The attraction of the Irish Land Act is stron g er than
the attraction of the Land League. In two of the very earliest cases submitted to them, the Deputy Commissioners have decided that rent ought to be reduced from 25 to 30 per cent., and that every improvement which the landlord cannot prove to be his -own, must be held to be the tenant's. The presumption of law is in their favour. There will be appeals from both decisions, but the effect of them has been to make all tenants so anxious to bring cases, that it is feared the Land Courts will be drowned. Ten thousand cases are expected from Clare alone. The Land Leaguers say this is their doing, as they intend to swamp the Courts; but as they have just ordered "no rents" to be paid, this is nonsense.

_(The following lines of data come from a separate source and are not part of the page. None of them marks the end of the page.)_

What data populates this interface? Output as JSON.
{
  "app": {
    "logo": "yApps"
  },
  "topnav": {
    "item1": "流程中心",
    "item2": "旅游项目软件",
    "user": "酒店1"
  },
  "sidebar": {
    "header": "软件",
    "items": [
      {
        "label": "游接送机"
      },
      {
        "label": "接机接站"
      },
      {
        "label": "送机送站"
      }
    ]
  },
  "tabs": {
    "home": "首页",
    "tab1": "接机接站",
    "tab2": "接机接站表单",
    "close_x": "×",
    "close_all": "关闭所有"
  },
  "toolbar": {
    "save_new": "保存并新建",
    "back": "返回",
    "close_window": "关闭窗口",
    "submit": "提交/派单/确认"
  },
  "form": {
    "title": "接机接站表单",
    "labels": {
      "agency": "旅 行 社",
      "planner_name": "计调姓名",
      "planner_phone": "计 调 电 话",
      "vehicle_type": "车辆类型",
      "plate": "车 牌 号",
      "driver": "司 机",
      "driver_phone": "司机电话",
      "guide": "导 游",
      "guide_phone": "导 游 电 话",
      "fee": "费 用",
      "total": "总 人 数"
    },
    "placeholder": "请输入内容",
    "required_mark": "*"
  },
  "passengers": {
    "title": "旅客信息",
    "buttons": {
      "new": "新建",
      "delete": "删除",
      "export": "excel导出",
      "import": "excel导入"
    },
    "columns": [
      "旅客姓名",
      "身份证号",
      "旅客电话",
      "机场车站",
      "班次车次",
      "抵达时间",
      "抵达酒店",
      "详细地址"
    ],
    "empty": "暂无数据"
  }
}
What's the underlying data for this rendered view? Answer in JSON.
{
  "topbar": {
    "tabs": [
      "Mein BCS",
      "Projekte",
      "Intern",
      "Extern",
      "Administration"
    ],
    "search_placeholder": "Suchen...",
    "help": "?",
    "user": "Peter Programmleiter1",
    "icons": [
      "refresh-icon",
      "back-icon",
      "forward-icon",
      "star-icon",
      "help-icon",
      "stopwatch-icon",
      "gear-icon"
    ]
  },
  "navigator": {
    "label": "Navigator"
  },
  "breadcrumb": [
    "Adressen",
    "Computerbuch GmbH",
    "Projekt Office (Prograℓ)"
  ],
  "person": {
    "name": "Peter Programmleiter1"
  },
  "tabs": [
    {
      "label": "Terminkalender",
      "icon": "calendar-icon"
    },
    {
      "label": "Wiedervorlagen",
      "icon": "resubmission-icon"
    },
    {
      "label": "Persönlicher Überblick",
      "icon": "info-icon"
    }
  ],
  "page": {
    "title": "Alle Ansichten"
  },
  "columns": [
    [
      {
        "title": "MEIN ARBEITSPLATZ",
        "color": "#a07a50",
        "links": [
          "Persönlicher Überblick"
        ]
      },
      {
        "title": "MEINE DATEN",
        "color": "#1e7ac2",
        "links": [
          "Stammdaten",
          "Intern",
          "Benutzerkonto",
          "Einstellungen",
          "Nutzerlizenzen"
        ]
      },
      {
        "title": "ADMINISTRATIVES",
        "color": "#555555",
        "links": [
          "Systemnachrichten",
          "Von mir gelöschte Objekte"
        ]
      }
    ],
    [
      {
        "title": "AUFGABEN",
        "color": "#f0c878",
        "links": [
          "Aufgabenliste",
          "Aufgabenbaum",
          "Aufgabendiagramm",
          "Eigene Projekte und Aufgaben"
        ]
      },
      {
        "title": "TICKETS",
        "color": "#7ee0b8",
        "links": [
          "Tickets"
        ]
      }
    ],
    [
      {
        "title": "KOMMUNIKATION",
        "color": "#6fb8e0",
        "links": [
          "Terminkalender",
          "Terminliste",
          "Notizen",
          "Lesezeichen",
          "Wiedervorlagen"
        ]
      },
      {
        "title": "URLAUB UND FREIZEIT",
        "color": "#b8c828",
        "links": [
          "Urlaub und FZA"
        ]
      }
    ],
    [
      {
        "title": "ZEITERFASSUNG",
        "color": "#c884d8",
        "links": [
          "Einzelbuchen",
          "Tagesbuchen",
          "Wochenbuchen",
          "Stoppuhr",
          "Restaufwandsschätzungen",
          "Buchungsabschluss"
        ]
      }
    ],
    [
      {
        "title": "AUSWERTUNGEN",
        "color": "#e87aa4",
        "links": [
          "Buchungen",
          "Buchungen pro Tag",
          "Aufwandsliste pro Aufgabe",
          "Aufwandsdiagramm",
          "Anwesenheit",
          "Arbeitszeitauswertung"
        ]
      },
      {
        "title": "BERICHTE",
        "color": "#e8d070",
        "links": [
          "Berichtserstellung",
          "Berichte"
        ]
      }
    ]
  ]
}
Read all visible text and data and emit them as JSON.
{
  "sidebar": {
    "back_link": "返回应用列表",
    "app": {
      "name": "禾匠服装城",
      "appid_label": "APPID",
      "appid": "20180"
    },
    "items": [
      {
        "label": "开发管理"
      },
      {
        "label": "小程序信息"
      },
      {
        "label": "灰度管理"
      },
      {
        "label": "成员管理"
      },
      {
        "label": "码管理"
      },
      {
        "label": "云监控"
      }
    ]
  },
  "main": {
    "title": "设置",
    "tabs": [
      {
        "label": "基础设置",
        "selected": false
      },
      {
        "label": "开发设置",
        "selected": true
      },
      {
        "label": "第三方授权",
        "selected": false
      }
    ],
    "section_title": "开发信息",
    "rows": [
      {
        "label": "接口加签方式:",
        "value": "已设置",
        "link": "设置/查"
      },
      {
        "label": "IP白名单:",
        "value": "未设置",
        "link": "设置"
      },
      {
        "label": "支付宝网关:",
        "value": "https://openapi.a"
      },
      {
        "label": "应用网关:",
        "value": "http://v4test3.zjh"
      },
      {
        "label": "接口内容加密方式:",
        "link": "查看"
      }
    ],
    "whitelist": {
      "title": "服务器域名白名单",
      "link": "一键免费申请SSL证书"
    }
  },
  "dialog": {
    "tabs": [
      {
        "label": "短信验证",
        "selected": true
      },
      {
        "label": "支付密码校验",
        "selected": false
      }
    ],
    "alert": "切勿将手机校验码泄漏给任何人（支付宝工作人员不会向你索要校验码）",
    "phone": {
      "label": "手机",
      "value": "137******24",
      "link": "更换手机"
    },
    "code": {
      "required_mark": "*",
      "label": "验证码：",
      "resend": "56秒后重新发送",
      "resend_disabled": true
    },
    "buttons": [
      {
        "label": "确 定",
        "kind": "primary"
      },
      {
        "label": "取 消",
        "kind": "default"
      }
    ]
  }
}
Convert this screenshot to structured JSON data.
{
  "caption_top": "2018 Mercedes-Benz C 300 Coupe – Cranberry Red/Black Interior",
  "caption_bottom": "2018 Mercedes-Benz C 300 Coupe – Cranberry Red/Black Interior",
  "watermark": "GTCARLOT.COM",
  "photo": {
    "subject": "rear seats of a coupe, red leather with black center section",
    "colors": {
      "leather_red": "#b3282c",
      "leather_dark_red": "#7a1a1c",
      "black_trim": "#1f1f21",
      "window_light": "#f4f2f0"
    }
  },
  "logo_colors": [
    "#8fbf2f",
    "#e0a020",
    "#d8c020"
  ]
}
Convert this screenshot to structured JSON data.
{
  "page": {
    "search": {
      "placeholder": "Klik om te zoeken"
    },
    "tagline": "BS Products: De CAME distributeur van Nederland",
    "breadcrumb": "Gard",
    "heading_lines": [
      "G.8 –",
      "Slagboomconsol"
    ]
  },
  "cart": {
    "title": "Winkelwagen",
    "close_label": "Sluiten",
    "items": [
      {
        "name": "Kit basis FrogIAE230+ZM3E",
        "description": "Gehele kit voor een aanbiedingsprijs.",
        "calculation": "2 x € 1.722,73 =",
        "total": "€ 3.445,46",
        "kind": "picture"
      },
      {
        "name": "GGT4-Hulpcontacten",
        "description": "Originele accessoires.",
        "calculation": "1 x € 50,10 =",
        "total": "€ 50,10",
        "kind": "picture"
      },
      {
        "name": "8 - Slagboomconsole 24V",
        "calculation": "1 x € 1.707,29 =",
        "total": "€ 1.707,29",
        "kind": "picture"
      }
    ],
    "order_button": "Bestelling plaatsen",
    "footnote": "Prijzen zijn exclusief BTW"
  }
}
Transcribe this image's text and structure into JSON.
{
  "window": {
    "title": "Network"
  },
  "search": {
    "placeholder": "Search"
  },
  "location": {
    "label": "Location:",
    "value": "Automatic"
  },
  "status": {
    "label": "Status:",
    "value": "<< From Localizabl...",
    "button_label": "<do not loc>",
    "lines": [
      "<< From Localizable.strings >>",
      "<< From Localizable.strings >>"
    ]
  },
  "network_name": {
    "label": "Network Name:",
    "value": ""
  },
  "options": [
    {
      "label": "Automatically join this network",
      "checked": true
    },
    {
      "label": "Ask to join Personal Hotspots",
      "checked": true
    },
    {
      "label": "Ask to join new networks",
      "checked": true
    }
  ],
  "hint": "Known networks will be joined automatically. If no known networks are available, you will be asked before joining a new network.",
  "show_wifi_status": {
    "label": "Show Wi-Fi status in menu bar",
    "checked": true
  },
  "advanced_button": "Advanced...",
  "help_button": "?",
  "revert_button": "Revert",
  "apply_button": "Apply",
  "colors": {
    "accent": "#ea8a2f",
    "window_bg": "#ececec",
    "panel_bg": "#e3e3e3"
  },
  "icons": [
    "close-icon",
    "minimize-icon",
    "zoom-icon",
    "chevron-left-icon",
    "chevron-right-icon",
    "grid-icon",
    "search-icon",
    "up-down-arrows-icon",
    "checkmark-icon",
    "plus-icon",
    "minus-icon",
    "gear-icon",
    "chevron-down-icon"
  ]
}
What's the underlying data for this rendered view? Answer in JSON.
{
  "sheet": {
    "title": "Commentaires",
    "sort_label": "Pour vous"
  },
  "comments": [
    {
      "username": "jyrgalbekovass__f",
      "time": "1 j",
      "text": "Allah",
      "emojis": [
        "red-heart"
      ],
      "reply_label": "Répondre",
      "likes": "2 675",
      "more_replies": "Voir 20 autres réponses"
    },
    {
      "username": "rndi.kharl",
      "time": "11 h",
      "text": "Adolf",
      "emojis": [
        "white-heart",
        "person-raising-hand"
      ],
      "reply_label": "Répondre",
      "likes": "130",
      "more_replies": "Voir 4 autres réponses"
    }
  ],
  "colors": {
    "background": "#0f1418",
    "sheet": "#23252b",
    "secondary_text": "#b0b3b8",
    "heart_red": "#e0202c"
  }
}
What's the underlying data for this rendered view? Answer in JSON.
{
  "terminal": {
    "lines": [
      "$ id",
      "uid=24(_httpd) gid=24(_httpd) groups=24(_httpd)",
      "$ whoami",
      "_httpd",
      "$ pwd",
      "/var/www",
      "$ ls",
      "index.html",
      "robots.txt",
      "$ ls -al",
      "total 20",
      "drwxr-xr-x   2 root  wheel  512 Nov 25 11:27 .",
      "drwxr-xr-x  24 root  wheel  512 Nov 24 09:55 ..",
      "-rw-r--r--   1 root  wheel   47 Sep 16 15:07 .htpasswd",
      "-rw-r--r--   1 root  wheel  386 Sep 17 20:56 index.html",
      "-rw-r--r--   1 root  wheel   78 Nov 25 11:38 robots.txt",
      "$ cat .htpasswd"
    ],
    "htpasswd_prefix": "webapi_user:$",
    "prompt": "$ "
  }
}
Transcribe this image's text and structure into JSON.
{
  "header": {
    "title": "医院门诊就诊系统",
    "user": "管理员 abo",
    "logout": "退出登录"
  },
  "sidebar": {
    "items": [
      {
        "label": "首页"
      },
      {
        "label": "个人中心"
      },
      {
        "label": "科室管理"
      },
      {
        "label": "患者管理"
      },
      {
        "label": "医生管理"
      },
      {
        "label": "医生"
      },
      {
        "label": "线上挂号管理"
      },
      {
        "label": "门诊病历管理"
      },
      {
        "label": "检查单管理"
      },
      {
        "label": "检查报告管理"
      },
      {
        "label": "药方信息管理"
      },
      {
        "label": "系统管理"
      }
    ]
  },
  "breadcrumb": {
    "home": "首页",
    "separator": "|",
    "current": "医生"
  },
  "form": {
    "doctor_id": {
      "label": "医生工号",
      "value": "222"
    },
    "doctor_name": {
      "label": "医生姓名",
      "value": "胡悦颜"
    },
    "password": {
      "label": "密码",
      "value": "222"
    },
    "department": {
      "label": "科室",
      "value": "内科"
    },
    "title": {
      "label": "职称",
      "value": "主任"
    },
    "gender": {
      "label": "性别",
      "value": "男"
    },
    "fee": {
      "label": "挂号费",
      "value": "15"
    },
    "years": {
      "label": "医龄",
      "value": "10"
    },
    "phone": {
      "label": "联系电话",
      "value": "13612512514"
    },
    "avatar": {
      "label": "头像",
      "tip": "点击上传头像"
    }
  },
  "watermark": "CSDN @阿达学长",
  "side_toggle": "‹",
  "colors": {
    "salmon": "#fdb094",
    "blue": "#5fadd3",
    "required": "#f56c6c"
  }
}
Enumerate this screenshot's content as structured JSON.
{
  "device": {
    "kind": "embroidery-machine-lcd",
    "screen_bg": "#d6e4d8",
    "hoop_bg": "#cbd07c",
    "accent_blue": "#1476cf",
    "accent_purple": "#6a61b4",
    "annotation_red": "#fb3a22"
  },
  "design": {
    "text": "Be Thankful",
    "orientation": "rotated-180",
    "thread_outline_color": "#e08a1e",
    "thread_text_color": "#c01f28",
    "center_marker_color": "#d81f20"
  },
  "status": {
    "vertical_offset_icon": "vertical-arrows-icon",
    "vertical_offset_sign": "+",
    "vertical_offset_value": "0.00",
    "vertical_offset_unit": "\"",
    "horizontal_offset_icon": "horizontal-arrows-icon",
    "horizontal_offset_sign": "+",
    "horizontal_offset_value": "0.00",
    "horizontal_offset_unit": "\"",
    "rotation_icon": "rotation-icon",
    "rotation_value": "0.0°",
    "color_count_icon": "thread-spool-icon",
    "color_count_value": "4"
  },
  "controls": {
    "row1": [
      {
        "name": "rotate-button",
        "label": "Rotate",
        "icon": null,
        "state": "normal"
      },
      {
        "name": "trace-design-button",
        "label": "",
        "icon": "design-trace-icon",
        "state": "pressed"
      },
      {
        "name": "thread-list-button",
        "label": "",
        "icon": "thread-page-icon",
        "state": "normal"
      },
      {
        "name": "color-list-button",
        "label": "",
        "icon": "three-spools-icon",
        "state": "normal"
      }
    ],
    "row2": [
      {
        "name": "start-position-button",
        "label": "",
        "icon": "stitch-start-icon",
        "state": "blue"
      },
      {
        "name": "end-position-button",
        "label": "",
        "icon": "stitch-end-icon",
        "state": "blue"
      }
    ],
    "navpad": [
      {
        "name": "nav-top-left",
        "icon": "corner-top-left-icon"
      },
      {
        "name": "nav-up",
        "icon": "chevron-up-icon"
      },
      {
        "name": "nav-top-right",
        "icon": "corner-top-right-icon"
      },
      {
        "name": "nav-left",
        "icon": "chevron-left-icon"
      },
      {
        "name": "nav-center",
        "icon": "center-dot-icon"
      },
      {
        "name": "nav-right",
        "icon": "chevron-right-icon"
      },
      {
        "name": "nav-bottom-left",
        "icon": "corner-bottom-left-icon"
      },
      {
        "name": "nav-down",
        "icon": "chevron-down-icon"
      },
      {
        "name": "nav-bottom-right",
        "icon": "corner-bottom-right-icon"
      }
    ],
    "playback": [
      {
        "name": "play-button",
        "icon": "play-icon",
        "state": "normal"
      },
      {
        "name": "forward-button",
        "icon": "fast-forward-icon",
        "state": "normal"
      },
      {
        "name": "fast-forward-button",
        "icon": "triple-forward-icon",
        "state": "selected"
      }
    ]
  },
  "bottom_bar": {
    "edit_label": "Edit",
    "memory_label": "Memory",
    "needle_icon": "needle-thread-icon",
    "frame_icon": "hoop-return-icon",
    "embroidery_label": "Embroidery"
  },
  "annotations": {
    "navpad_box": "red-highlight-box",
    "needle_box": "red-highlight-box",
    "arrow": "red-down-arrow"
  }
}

The Courts will not be swamped, though they may need strengthening, as each case will settle a group of similar cases. It is to be noted that a reduction of even 30 per -cent. is not greater than the average reduction on the English lettings of the year, effected without any Land Act at all. The only bad feature in the movement, therefore, is the immense slice out of Irish savings which the attorneys will pocket. They will soon be as prosperous as the bacon-dealers.